Hey there, reader! This blog post was written by Joe, Navo, and Siena - we’re the merry band of interns here at Fourth Economy. Between the three of us, our backgrounds range from international affairs to urban planning to environmental economics. What we have in common is a shared interest in equitable development and an appreciation for understanding the overlapping economic, social, and political systems that affect peoples’ lives.
After noticing common themes arise in our conversations, we began asking:
What do programs and policies look like when a city makes a commitment to improving the lives of its residents?
How should city leaders go about making systems-level changes across intertwined issues such as access to affordable housing, healthcare, wealth-building, and jobs that pay fair wages?
What are successful models of citizen participation in community decision making?
A Socially Just City is a city where concern for human rights is institutionalized using an equitable economic development framework in all levels of policy making, and where communities are actively engaged in the development and unrestricted cultivation of wealth, health, and the pursuit of collective happiness.
Looking to the Future
The groundswell of grief and outrage following the murders of George Floyd, Breonna Taylor, and too many other Black folk both before and since this past June signals, for many Americans, an overdue awakening for the need to recognize and demonstrate that Black lives do matter.
We have to acknowledge the extent to which Black folk face ever-present, systemic anti-Black racism. While the threats posed to Black life by white supremacy certainly take form in the rampant criminality and unaccountability endemic to American police departments, we must also confront racial and social injustices in all of our economic and political institutions.
As we continue to grapple with the impacts of the COVID-19 pandemic and the ongoing economic recession, we remain in suspense about what the future will look like. While it is tempting to long for a ‘return to normal’ when a potential COVID vaccine is publicly deployed, lasting setbacks due to lost income, depleted wealth, and accumulated debt — compounded by additional barriers like food and housing insecurity or lack of access to healthcare — will likely continue to plague economic recovery for years to come. The pandemic and recession will continue to inflict disproportionately high burdens on Black, Indigenous, People of Color (BIPOC) and other historically marginalized and economically vulnerable communities. Our response must be informed by an awareness that the health of our economy depends upon a robust social safety net that protects our most vulnerable community members.
Inequities in access to and the quality of treatment within healthcare systems, disparities in job recovery and opportunities to build wealth, and barriers to holding local leaders accountable are just a few examples of systemic failures that simultaneously exist, and overlap, across all aspects American life. As we look to the future, we should cast a critical eye upon what recovery looks like and for whom. Better still, we must look for opportunities to institutionalize inclusivity, equitable development, and social justice.

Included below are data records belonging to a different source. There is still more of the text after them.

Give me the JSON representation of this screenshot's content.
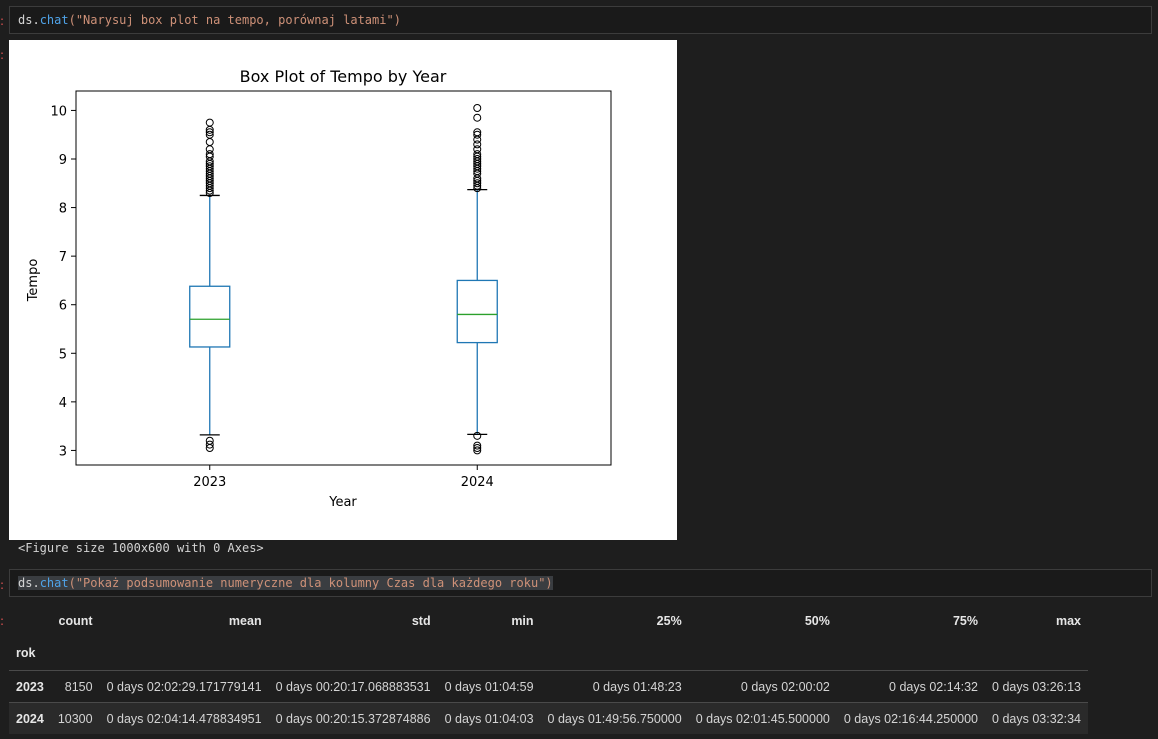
{
  "cell1": {
    "obj": "ds.",
    "fn": "chat",
    "arg": "(\"Narysuj box plot na tempo, porównaj latami\")"
  },
  "cell2": {
    "obj": "ds.",
    "fn": "chat",
    "arg": "(\"Pokaż podsumowanie numeryczne dla kolumny Czas dla każdego roku\")"
  },
  "figure_text": "<Figure size 1000x600 with 0 Axes>",
  "chart_data": {
    "type": "box",
    "title": "Box Plot of Tempo by Year",
    "xlabel": "Year",
    "ylabel": "Tempo",
    "categories": [
      "2023",
      "2024"
    ],
    "y_ticks": [
      3,
      4,
      5,
      6,
      7,
      8,
      9,
      10
    ],
    "ylim": [
      2.7,
      10.4
    ],
    "boxes": [
      {
        "whisker_low": 3.32,
        "q1": 5.13,
        "median": 5.7,
        "q3": 6.38,
        "whisker_high": 8.25,
        "outliers": [
          3.05,
          3.12,
          3.2,
          8.3,
          8.35,
          8.4,
          8.45,
          8.5,
          8.55,
          8.6,
          8.65,
          8.7,
          8.75,
          8.8,
          8.85,
          8.9,
          8.95,
          9.05,
          9.1,
          9.2,
          9.35,
          9.5,
          9.55,
          9.6,
          9.75
        ]
      },
      {
        "whisker_low": 3.33,
        "q1": 5.22,
        "median": 5.8,
        "q3": 6.5,
        "whisker_high": 8.37,
        "outliers": [
          3.0,
          3.05,
          3.1,
          3.3,
          8.4,
          8.45,
          8.5,
          8.55,
          8.6,
          8.7,
          8.75,
          8.8,
          8.85,
          8.9,
          8.95,
          9.0,
          9.05,
          9.1,
          9.2,
          9.3,
          9.4,
          9.5,
          9.55,
          9.85,
          10.05
        ]
      }
    ],
    "colors": {
      "box": "#1f77b4",
      "median": "#2ca02c",
      "cap": "#000000"
    }
  },
  "summary_table": {
    "index_name": "rok",
    "columns": [
      "count",
      "mean",
      "std",
      "min",
      "25%",
      "50%",
      "75%",
      "max"
    ],
    "rows": [
      {
        "index": "2023",
        "values": [
          "8150",
          "0 days 02:02:29.171779141",
          "0 days 00:20:17.068883531",
          "0 days 01:04:59",
          "0 days 01:48:23",
          "0 days 02:00:02",
          "0 days 02:14:32",
          "0 days 03:26:13"
        ]
      },
      {
        "index": "2024",
        "values": [
          "10300",
          "0 days 02:04:14.478834951",
          "0 days 00:20:15.372874886",
          "0 days 01:04:03",
          "0 days 01:49:56.750000",
          "0 days 02:01:45.500000",
          "0 days 02:16:44.250000",
          "0 days 03:32:34"
        ]
      }
    ]
  }
}
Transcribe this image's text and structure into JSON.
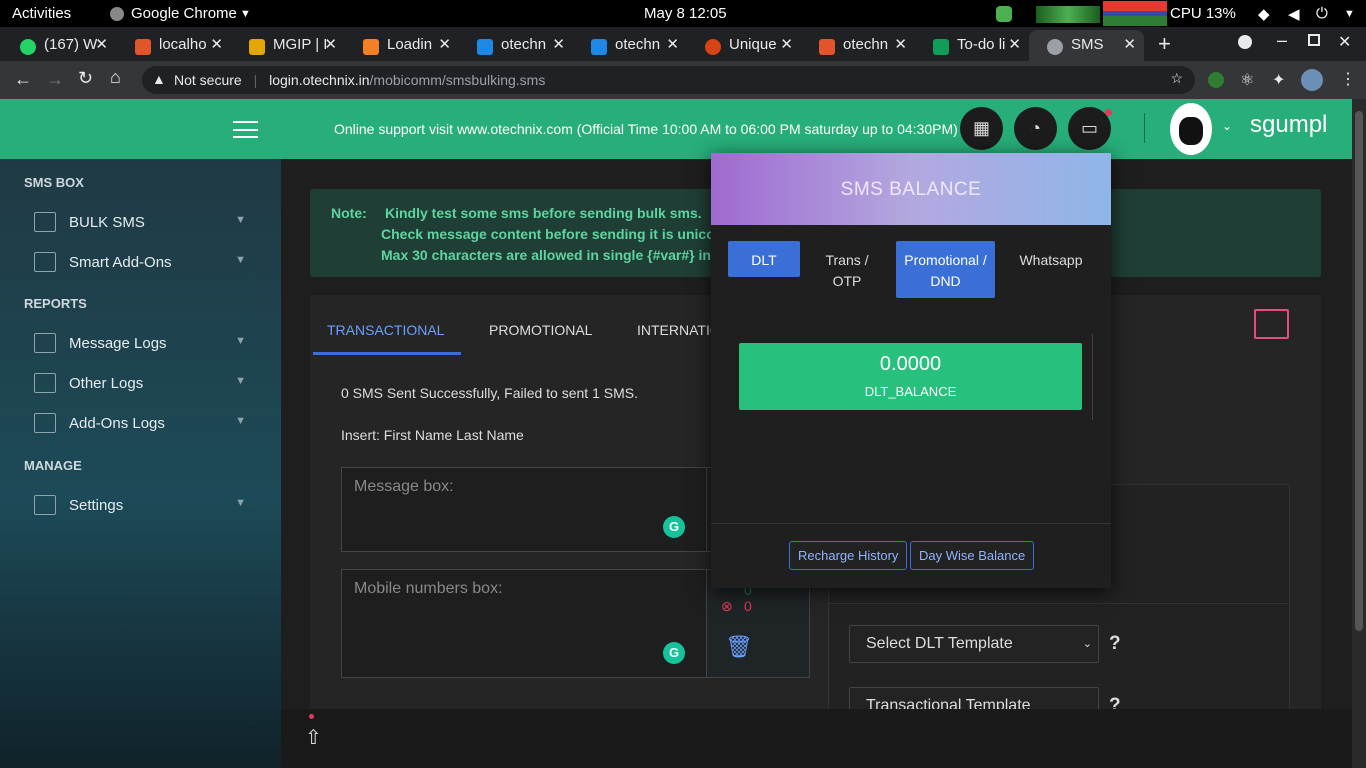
{
  "os": {
    "activities": "Activities",
    "app": "Google Chrome",
    "date": "May 8  12:05",
    "cpu": "CPU 13%"
  },
  "browser": {
    "tabs": [
      {
        "label": "(167) W",
        "color": "#25d366"
      },
      {
        "label": "localho",
        "color": "#e0552b"
      },
      {
        "label": "MGIP | I",
        "color": "#e0a800"
      },
      {
        "label": "Loadin",
        "color": "#f48024"
      },
      {
        "label": "otechn",
        "color": "#1e88e5"
      },
      {
        "label": "otechn",
        "color": "#1e88e5"
      },
      {
        "label": "Unique",
        "color": "#d84315"
      },
      {
        "label": "otechn",
        "color": "#e0552b"
      },
      {
        "label": "To-do li",
        "color": "#0f9d58"
      },
      {
        "label": "SMS",
        "color": "#9aa0a6"
      }
    ],
    "not_secure": "Not secure",
    "url_host": "login.otechnix.in",
    "url_path": "/mobicomm/smsbulking.sms"
  },
  "sidebar": {
    "sections": [
      "SMS BOX",
      "REPORTS",
      "MANAGE"
    ],
    "items": [
      {
        "label": "BULK SMS",
        "icon": "chat-bubble-icon"
      },
      {
        "label": "Smart Add-Ons",
        "icon": "layers-icon"
      },
      {
        "label": "Message Logs",
        "icon": "clipboard-icon"
      },
      {
        "label": "Other Logs",
        "icon": "document-icon"
      },
      {
        "label": "Add-Ons Logs",
        "icon": "list-icon"
      },
      {
        "label": "Settings",
        "icon": "settings-icon"
      }
    ]
  },
  "header": {
    "support": "Online support visit www.otechnix.com (Official Time 10:00 AM to 06:00 PM saturday up to 04:30PM)",
    "username": "sgumpl"
  },
  "note": {
    "label": "Note:",
    "line1": "Kindly test some sms before sending bulk sms.",
    "line2": "Check message content before sending it is unico",
    "line3": "Max 30 characters are allowed in single {#var#} in"
  },
  "main": {
    "tabs": [
      "TRANSACTIONAL",
      "PROMOTIONAL",
      "INTERNATIO"
    ],
    "status": "0 SMS Sent Successfully, Failed to sent 1 SMS.",
    "insert": "Insert: First Name Last Name",
    "message_placeholder": "Message box:",
    "mobile_placeholder": "Mobile numbers box:",
    "count_ok": "0",
    "count_fail": "0",
    "dlt_template": "Select DLT Template",
    "trans_template": "Transactional Template",
    "help": "?"
  },
  "popup": {
    "title": "SMS BALANCE",
    "tabs": [
      "DLT",
      "Trans / OTP",
      "Promotional / DND",
      "Whatsapp"
    ],
    "balance": "0.0000",
    "balance_label": "DLT_BALANCE",
    "recharge": "Recharge History",
    "daywise": "Day Wise Balance"
  }
}
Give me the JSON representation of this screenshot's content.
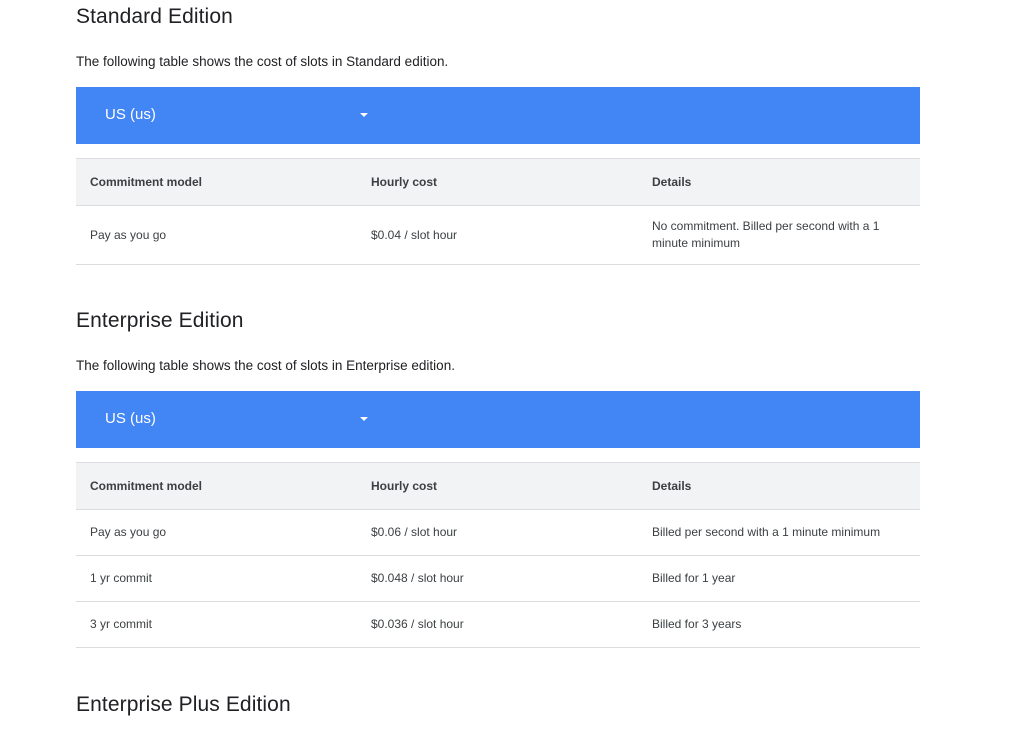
{
  "standard": {
    "title": "Standard Edition",
    "description": "The following table shows the cost of slots in Standard edition.",
    "region": {
      "label": "US (us)",
      "icon": "chevron-down-icon"
    },
    "columns": [
      "Commitment model",
      "Hourly cost",
      "Details"
    ],
    "rows": [
      {
        "model": "Pay as you go",
        "cost": "$0.04 / slot hour",
        "details": "No commitment. Billed per second with a 1 minute minimum"
      }
    ]
  },
  "enterprise": {
    "title": "Enterprise Edition",
    "description": "The following table shows the cost of slots in Enterprise edition.",
    "region": {
      "label": "US (us)",
      "icon": "chevron-down-icon"
    },
    "columns": [
      "Commitment model",
      "Hourly cost",
      "Details"
    ],
    "rows": [
      {
        "model": "Pay as you go",
        "cost": "$0.06 / slot hour",
        "details": "Billed per second with a 1 minute minimum"
      },
      {
        "model": "1 yr commit",
        "cost": "$0.048 / slot hour",
        "details": "Billed for 1 year"
      },
      {
        "model": "3 yr commit",
        "cost": "$0.036 / slot hour",
        "details": "Billed for 3 years"
      }
    ]
  },
  "enterprise_plus": {
    "title": "Enterprise Plus Edition"
  },
  "colors": {
    "region_bar": "#4285f4",
    "header_row": "#f1f3f4",
    "divider": "#dadce0"
  }
}
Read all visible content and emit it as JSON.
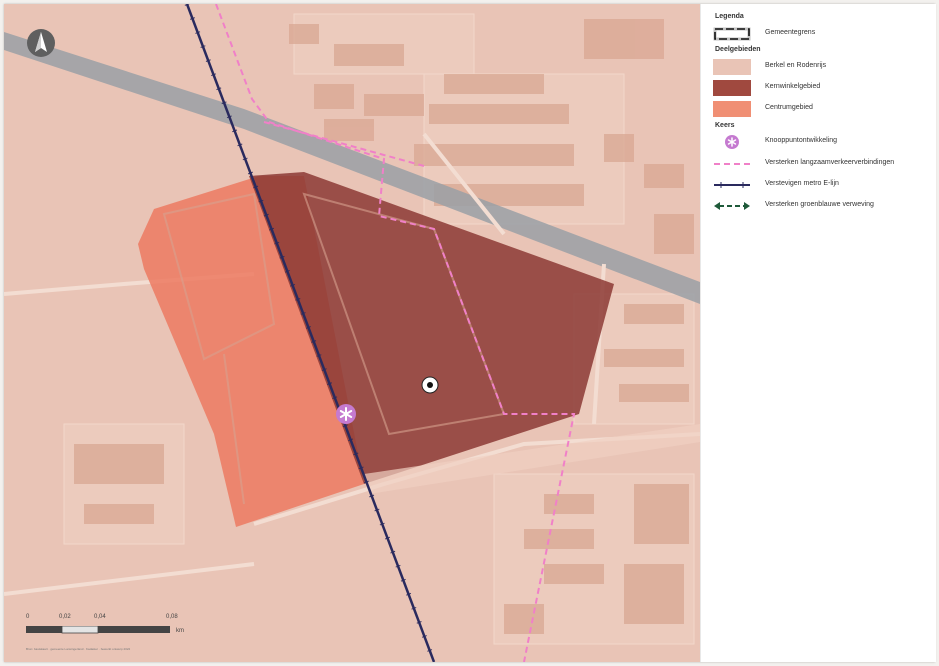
{
  "legend": {
    "title": "Legenda",
    "gemeentegrens": "Gemeentegrens",
    "section_deelgebieden": "Deelgebieden",
    "deelgebieden": [
      {
        "label": "Berkel en Rodenrijs",
        "color": "#e9c4b6"
      },
      {
        "label": "Kernwinkelgebied",
        "color": "#a0493f"
      },
      {
        "label": "Centrumgebied",
        "color": "#f08f74"
      }
    ],
    "section_keers": "Keers",
    "keers": [
      {
        "label": "Knooppuntontwikkeling",
        "icon": "knooppunt-icon",
        "color": "#c57ad0"
      },
      {
        "label": "Versterken langzaamverkeerverbindingen",
        "icon": "pink-dashed-line-icon",
        "color": "#f080c8"
      },
      {
        "label": "Verstevigen metro E-lijn",
        "icon": "metro-line-icon",
        "color": "#2a2a5e"
      },
      {
        "label": "Versterken groenblauwe verweving",
        "icon": "green-dashed-arrow-icon",
        "color": "#1f5a3a"
      }
    ]
  },
  "scale": {
    "ticks": [
      "0",
      "0,02",
      "0,04",
      "0,08"
    ],
    "unit": "km",
    "credit": "Bron: basiskaart · gemeente Lansingerland · Kadaster · bewerkt ontwerp 2022"
  },
  "map": {
    "north_icon": "north-arrow-icon",
    "colors": {
      "base": "#e9c4b6",
      "kernwinkel": "#8c3a35",
      "centrum": "#ec7a62",
      "road": "#9aa0a6",
      "metro": "#2a2a5e",
      "slow_traffic": "#f080c8"
    }
  }
}
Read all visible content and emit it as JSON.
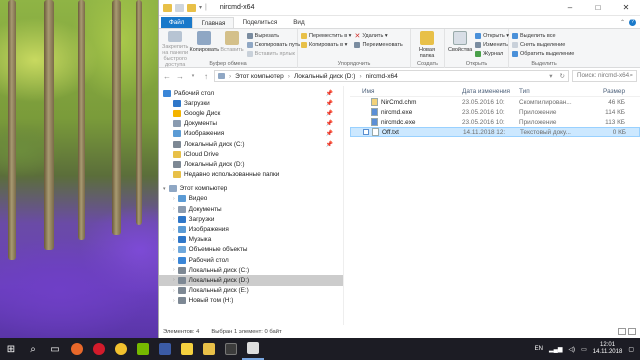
{
  "window": {
    "title": "nircmd-x64",
    "controls": {
      "minimize": "–",
      "maximize": "□",
      "close": "✕"
    }
  },
  "ribbon": {
    "tabs": [
      "Файл",
      "Главная",
      "Поделиться",
      "Вид"
    ],
    "groups": {
      "clipboard": {
        "label": "Буфер обмена",
        "pin": "Закрепить на панели быстрого доступа",
        "copy": "Копировать",
        "paste": "Вставить",
        "cut": "Вырезать",
        "copy_path": "Скопировать путь",
        "paste_shortcut": "Вставить ярлык"
      },
      "organize": {
        "label": "Упорядочить",
        "move_to": "Переместить в ▾",
        "copy_to": "Копировать в ▾",
        "delete": "Удалить ▾",
        "rename": "Переименовать"
      },
      "new": {
        "label": "Создать",
        "new_folder": "Новая папка"
      },
      "open": {
        "label": "Открыть",
        "properties": "Свойства",
        "open": "Открыть ▾",
        "edit": "Изменить",
        "history": "Журнал"
      },
      "select": {
        "label": "Выделить",
        "select_all": "Выделить все",
        "select_none": "Снять выделение",
        "invert": "Обратить выделение"
      }
    }
  },
  "address": {
    "crumbs": [
      "Этот компьютер",
      "Локальный диск (D:)",
      "nircmd-x64"
    ],
    "search_placeholder": "Поиск: nircmd-x64"
  },
  "nav": {
    "quick_access": [
      {
        "label": "Рабочий стол",
        "pinned": true,
        "color": "#3a86d8"
      },
      {
        "label": "Загрузки",
        "pinned": true,
        "color": "#2f77c9"
      },
      {
        "label": "Google Диск",
        "pinned": true,
        "color": "#f4b400"
      },
      {
        "label": "Документы",
        "pinned": true,
        "color": "#8a9bb0"
      },
      {
        "label": "Изображения",
        "pinned": true,
        "color": "#5b9bd5"
      },
      {
        "label": "Локальный диск (C:)",
        "pinned": true,
        "color": "#7d8894"
      },
      {
        "label": "iCloud Drive",
        "pinned": false,
        "color": "#e8c048"
      },
      {
        "label": "Локальный диск (D:)",
        "pinned": false,
        "color": "#7d8894"
      },
      {
        "label": "Недавно использованные папки",
        "pinned": false,
        "color": "#e8c048"
      }
    ],
    "this_pc_label": "Этот компьютер",
    "this_pc": [
      {
        "label": "Видео",
        "color": "#5b9bd5"
      },
      {
        "label": "Документы",
        "color": "#8a9bb0"
      },
      {
        "label": "Загрузки",
        "color": "#2f77c9"
      },
      {
        "label": "Изображения",
        "color": "#5b9bd5"
      },
      {
        "label": "Музыка",
        "color": "#2f77c9"
      },
      {
        "label": "Объемные объекты",
        "color": "#6fa8dc"
      },
      {
        "label": "Рабочий стол",
        "color": "#3a86d8"
      },
      {
        "label": "Локальный диск (C:)",
        "color": "#7d8894"
      },
      {
        "label": "Локальный диск (D:)",
        "color": "#7d8894"
      },
      {
        "label": "Локальный диск (E:)",
        "color": "#7d8894"
      },
      {
        "label": "Новый том (H:)",
        "color": "#7d8894"
      }
    ]
  },
  "files": {
    "headers": {
      "name": "Имя",
      "date": "Дата изменения",
      "type": "Тип",
      "size": "Размер"
    },
    "rows": [
      {
        "name": "NirCmd.chm",
        "date": "23.05.2016 10:",
        "type": "Скомпилирован...",
        "size": "46 КБ"
      },
      {
        "name": "nircmd.exe",
        "date": "23.05.2016 10:",
        "type": "Приложение",
        "size": "114 КБ"
      },
      {
        "name": "nircmdc.exe",
        "date": "23.05.2016 10:",
        "type": "Приложение",
        "size": "113 КБ"
      },
      {
        "name": "Off.txt",
        "date": "14.11.2018 12:",
        "type": "Текстовый доку...",
        "size": "0 КБ"
      }
    ]
  },
  "status": {
    "count": "Элементов: 4",
    "selected": "Выбран 1 элемент: 0 байт"
  },
  "taskbar": {
    "lang": "EN",
    "time": "12:01",
    "date": "14.11.2018"
  }
}
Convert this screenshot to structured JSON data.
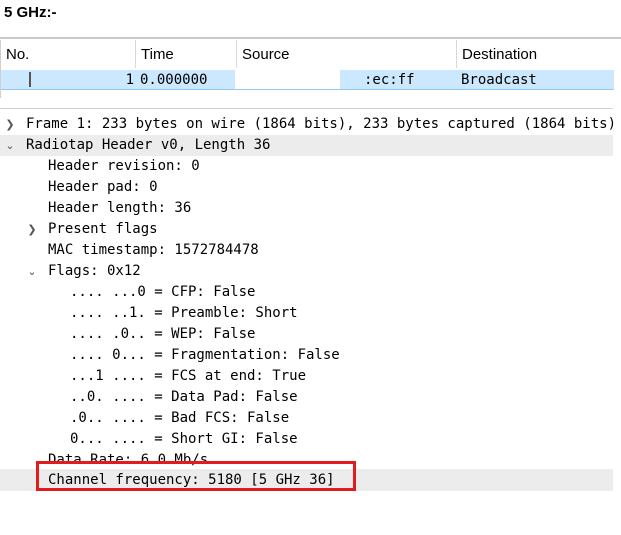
{
  "heading": "5 GHz:-",
  "packet_list": {
    "columns": [
      "No.",
      "Time",
      "Source",
      "Destination"
    ],
    "selected_row": {
      "no": "1",
      "time": "0.000000",
      "source": ":ec:ff",
      "destination": "Broadcast"
    }
  },
  "details": {
    "frame": "Frame 1: 233 bytes on wire (1864 bits), 233 bytes captured (1864 bits)",
    "radiotap": "Radiotap Header v0, Length 36",
    "header_revision": "Header revision: 0",
    "header_pad": "Header pad: 0",
    "header_length": "Header length: 36",
    "present_flags": "Present flags",
    "mac_timestamp": "MAC timestamp: 1572784478",
    "flags": "Flags: 0x12",
    "flag_cfp": ".... ...0 = CFP: False",
    "flag_preamble": ".... ..1. = Preamble: Short",
    "flag_wep": ".... .0.. = WEP: False",
    "flag_fragmentation": ".... 0... = Fragmentation: False",
    "flag_fcs_at_end": "...1 .... = FCS at end: True",
    "flag_data_pad": "..0. .... = Data Pad: False",
    "flag_bad_fcs": ".0.. .... = Bad FCS: False",
    "flag_short_gi": "0... .... = Short GI: False",
    "data_rate": "Data Rate: 6.0 Mb/s",
    "channel_frequency": "Channel frequency: 5180 [5 GHz 36]"
  },
  "icons": {
    "collapsed": "chevron-right-icon",
    "expanded": "chevron-down-icon"
  },
  "colors": {
    "selection": "#cce8ff",
    "highlight_border": "#e31b1b",
    "band": "#ececec"
  }
}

A city that is interested in embedding resilience in all that it does must be committed to prioritizing equity and good governance. Putting equity into practice throughout policies and programs at the city-level requires an inclusive approach to building wealth and agency across community leaders, policy makers, and residents alike: such are the makings of a Socially Just City.
A Socially Just City
A Socially Just City is a city where concern for human rights is institutionalized using an equitable economic development framework in all levels of policy making, and where communities are actively engaged in the development and unrestricted cultivation of wealth, health, and the pursuit of collective happiness. A Socially Just City internalizes the foundations of equity, good governance, a healthy environment, and a vibrant economy while enabling community members to buy homes, start businesses, and feel safe within the context of their natural and built environments, regardless of their socioeconomic status.
Each academic or professional discipline might have its own jargon to describe what a Socially Just City should be and how one might evolve. However, through our research into this topic, our favorite interdisciplinary framework comes from the Local and Regional Government Alliance on Race & Equity (GARE).
GARE currently works across a network of over 230 local and regional governments within the United States and offers actionable and specific recommendations for making policies work for the people. The GARE framework orients people looking to implement racial equity-centered policies in their communities with a set of metrics and indicators spanning youth success, housing, health, criminal justice, economic justice, and building a commitment to racial equity. Also among their suite of valuable toolkits is a step-by-step guide for putting forth racially equitable policies and achieving meaningful accountability to communities.
There’s something for everyone in GARE’s treasure trove of resources. At Fourth Economy, the GARE framework was inspirational to the creation of the Equitable Community Planning Toolkit, which we encourage you to check out. When it comes to building a Socially Just City, everyone has a brick to lay and the GARE framework is one of many tools with which you can get started. So, what will you be inspired to do?